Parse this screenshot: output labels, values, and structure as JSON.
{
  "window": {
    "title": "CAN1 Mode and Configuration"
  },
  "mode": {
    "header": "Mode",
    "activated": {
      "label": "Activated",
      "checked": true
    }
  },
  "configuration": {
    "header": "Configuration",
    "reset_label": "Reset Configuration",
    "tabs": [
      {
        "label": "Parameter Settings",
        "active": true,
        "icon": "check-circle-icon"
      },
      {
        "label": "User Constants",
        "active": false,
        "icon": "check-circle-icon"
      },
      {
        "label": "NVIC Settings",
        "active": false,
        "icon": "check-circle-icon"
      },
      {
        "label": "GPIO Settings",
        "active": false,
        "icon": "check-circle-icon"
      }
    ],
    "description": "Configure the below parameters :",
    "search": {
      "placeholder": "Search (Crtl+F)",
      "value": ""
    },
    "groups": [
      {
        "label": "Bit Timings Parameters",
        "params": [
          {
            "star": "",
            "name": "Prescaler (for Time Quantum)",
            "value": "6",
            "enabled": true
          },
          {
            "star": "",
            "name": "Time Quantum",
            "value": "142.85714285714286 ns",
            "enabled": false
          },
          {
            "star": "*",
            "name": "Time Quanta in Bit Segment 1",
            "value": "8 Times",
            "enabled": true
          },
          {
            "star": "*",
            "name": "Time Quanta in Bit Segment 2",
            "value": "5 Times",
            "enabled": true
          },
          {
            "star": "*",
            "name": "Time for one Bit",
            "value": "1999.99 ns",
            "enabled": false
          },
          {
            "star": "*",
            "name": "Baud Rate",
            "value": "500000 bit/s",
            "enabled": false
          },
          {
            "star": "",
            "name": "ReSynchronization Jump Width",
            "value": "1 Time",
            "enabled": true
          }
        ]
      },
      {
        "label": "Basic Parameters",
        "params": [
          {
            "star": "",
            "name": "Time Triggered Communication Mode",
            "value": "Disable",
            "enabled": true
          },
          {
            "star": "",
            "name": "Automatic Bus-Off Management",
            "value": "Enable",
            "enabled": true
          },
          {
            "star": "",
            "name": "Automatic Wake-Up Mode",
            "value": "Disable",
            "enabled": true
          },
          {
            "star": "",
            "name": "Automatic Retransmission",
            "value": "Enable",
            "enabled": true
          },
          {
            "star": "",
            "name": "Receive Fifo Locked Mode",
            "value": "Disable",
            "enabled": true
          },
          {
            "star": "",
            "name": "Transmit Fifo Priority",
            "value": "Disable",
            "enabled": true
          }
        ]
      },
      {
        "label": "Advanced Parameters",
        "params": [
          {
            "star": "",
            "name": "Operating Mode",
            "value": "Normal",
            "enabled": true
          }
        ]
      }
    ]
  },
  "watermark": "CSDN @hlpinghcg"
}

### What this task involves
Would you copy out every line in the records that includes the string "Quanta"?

### Exercise output
            "name": "Time Quanta in Bit Segment 1",
            "name": "Time Quanta in Bit Segment 2",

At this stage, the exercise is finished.